WORK ORDER:
From the records below, copy each line that has the word "Toner" in it.

======== MATERIALS PROVIDED ========

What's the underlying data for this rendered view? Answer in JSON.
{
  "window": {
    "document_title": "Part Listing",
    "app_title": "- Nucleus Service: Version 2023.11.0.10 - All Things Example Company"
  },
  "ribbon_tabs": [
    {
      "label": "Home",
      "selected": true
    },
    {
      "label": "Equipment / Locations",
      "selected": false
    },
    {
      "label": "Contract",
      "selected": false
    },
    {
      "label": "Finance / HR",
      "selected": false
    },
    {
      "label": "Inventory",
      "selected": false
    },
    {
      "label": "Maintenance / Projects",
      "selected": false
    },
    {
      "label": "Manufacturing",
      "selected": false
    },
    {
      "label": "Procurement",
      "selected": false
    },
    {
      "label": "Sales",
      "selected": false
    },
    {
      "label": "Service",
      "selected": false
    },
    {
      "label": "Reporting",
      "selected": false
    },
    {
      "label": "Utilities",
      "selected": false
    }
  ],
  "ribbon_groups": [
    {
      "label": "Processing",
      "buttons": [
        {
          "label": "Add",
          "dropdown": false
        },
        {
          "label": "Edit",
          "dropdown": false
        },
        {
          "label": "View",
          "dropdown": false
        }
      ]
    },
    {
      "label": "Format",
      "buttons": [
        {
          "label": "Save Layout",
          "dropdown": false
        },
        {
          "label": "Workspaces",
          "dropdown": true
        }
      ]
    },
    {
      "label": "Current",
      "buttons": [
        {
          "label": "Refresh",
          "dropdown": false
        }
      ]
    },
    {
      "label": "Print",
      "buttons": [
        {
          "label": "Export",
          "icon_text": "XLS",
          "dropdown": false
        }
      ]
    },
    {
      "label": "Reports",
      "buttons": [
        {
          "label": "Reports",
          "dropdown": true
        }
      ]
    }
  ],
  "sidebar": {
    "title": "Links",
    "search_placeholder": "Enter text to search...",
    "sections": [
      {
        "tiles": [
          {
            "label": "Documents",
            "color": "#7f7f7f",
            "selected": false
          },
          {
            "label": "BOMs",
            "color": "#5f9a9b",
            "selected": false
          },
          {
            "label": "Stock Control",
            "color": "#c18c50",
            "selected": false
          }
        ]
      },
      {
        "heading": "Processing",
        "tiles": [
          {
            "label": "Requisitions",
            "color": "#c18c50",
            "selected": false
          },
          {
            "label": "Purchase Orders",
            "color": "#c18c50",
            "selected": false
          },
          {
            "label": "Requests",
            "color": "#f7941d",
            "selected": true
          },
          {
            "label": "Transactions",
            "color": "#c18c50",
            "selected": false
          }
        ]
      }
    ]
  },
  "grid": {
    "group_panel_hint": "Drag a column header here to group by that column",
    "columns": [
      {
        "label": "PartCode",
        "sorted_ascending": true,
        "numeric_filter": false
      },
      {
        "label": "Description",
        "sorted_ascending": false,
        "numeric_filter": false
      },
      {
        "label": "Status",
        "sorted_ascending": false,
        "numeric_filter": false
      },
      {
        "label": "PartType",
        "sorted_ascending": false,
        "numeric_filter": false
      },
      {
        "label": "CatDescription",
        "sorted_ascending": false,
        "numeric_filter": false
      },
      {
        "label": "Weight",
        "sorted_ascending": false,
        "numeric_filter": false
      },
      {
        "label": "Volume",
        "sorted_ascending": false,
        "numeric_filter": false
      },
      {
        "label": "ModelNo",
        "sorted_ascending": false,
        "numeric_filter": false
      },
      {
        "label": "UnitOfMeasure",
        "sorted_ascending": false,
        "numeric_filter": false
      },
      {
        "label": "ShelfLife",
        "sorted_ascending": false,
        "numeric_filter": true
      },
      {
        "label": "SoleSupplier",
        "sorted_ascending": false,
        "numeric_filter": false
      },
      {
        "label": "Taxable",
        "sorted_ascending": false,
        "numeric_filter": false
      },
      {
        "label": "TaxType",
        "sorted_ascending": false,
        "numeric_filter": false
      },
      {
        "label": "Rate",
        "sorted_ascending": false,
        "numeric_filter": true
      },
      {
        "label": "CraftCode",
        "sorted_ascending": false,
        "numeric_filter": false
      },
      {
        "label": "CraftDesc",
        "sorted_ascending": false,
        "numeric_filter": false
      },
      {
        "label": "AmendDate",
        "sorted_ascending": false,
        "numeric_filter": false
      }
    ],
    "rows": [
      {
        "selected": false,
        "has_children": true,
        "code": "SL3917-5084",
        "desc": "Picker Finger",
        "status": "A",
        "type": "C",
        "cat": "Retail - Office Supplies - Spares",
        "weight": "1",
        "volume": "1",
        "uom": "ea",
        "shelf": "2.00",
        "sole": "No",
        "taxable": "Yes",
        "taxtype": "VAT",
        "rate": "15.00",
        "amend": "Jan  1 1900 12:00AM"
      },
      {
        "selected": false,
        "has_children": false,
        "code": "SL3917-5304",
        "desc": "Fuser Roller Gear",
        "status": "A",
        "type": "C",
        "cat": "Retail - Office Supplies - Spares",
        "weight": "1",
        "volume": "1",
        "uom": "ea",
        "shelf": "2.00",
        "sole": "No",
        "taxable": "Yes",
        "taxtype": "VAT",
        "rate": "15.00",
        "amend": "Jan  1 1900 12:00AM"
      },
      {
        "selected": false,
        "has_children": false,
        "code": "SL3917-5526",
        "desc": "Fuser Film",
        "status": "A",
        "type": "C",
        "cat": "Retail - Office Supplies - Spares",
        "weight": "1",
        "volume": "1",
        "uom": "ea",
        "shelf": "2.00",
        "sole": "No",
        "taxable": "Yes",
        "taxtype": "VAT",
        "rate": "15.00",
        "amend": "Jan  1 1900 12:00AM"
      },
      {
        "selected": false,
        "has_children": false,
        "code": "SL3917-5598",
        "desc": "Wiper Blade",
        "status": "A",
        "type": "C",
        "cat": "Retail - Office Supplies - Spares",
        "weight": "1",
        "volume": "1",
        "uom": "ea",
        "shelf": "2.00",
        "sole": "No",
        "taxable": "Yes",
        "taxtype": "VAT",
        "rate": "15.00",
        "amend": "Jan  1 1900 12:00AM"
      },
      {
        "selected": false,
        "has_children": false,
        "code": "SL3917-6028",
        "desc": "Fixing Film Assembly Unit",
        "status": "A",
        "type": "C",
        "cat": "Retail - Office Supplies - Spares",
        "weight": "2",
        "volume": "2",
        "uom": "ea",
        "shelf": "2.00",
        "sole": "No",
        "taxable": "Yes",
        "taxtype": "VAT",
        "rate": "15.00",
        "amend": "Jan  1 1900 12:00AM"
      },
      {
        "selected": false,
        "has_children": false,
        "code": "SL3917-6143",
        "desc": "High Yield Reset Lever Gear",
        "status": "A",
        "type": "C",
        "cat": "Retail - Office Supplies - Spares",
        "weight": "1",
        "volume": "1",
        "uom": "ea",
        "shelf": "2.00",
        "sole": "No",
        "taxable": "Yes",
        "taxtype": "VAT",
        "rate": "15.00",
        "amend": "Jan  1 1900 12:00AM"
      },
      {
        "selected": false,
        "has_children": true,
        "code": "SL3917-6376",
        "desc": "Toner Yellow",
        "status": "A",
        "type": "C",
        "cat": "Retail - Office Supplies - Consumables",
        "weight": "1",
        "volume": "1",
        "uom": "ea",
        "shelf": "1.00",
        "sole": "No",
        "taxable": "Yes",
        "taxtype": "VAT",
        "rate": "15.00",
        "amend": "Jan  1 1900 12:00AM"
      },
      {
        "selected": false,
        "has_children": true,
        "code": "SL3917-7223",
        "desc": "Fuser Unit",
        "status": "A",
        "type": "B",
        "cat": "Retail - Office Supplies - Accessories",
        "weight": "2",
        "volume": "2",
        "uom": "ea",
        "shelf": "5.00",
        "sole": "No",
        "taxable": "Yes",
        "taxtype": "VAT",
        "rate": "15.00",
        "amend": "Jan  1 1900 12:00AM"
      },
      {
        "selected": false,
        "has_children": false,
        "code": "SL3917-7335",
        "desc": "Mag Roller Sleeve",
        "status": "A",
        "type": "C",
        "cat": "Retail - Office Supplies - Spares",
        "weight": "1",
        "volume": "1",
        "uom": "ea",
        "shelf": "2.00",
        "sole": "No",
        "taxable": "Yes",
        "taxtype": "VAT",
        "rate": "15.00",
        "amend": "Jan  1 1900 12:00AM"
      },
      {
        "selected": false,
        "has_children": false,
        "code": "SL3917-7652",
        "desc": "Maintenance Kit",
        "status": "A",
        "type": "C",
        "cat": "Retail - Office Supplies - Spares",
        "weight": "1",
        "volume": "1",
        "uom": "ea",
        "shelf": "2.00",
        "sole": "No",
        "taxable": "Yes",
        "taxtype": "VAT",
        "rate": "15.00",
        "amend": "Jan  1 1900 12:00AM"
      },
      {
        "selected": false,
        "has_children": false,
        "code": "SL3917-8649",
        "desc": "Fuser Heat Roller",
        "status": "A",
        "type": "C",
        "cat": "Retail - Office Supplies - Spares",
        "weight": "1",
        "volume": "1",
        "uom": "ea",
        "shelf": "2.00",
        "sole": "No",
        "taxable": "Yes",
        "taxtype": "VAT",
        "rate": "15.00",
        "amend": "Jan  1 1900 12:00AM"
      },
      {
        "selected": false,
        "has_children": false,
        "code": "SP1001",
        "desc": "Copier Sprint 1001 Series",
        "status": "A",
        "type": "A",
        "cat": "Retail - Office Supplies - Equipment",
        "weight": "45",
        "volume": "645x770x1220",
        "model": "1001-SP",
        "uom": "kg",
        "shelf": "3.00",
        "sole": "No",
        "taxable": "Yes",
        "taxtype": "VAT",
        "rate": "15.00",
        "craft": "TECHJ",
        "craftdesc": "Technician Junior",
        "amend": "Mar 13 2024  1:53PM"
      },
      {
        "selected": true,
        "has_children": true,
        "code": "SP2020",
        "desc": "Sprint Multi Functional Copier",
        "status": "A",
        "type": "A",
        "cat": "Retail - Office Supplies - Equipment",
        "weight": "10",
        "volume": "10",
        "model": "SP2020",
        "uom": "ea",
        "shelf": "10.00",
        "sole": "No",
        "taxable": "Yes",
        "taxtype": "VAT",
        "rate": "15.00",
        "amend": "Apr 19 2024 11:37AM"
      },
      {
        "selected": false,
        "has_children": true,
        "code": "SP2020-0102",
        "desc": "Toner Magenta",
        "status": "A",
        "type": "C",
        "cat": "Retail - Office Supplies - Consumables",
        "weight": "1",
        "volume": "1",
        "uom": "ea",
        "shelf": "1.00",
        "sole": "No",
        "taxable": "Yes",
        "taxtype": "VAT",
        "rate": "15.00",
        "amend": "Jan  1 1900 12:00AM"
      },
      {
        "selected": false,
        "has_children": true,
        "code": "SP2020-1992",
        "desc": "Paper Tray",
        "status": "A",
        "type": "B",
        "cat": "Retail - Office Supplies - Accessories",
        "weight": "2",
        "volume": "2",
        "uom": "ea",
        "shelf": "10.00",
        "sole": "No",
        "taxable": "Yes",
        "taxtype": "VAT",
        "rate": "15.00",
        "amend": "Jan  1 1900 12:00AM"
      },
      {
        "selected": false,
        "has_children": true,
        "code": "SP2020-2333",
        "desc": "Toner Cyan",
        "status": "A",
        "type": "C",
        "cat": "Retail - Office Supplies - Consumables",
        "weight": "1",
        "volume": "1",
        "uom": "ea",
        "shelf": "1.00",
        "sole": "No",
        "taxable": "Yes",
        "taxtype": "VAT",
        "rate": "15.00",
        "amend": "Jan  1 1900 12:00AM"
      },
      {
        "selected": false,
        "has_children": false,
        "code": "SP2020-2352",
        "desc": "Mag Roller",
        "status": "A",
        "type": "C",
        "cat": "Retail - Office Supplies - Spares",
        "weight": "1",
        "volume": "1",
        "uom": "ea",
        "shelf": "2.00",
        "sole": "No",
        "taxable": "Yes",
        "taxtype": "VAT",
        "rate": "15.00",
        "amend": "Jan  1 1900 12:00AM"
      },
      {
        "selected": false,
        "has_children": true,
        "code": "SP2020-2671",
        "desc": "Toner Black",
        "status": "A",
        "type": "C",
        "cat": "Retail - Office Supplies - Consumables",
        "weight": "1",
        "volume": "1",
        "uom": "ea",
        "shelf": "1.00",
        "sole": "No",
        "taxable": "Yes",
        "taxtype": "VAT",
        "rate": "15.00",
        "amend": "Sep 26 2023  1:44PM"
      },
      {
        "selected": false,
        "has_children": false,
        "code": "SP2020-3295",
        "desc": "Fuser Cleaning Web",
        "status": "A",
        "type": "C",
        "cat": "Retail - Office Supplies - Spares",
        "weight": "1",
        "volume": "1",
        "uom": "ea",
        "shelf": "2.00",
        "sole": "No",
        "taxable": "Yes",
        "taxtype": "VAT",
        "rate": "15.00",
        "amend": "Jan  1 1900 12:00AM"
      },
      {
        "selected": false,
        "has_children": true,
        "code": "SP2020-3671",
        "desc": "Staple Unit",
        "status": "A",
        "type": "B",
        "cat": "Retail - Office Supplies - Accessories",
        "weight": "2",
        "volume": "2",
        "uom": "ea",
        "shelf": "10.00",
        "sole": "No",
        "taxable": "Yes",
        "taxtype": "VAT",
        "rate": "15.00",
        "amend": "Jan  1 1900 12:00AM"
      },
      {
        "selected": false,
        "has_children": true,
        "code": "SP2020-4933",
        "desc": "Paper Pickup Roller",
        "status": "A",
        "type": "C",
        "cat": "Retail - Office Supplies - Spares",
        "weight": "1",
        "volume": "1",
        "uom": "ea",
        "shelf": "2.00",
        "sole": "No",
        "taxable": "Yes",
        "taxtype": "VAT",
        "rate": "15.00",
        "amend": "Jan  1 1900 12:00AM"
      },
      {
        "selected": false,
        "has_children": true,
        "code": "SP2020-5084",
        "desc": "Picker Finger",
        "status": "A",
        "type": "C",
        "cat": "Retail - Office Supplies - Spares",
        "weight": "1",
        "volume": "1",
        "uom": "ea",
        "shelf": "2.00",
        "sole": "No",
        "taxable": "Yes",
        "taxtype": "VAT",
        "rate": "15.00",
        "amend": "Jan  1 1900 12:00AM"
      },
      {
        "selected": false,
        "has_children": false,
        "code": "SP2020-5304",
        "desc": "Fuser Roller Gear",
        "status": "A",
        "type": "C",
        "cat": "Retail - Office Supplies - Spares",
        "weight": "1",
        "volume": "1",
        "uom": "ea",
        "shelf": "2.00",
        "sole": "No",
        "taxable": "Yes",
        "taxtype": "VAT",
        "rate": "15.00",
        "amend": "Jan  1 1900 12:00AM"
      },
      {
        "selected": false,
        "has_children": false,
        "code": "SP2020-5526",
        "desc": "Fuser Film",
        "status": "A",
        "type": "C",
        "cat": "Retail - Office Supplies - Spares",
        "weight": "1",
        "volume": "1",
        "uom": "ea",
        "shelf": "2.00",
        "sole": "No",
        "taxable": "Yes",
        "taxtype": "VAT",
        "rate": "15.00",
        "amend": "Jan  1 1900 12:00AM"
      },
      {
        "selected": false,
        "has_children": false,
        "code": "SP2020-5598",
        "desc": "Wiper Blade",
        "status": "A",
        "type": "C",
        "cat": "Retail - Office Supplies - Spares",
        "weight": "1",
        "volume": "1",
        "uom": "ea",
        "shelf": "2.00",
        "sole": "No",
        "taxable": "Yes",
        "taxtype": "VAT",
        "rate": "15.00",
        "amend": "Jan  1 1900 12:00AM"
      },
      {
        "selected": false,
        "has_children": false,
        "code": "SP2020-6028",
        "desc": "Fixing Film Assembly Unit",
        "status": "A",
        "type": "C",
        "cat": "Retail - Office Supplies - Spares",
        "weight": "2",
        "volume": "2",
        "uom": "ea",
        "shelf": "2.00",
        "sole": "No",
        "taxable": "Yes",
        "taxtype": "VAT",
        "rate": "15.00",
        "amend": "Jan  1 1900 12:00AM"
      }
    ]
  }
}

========

SOLUTION BELOW:
        "desc": "Toner Yellow",
        "desc": "Toner Magenta",
        "desc": "Toner Cyan",
        "desc": "Toner Black",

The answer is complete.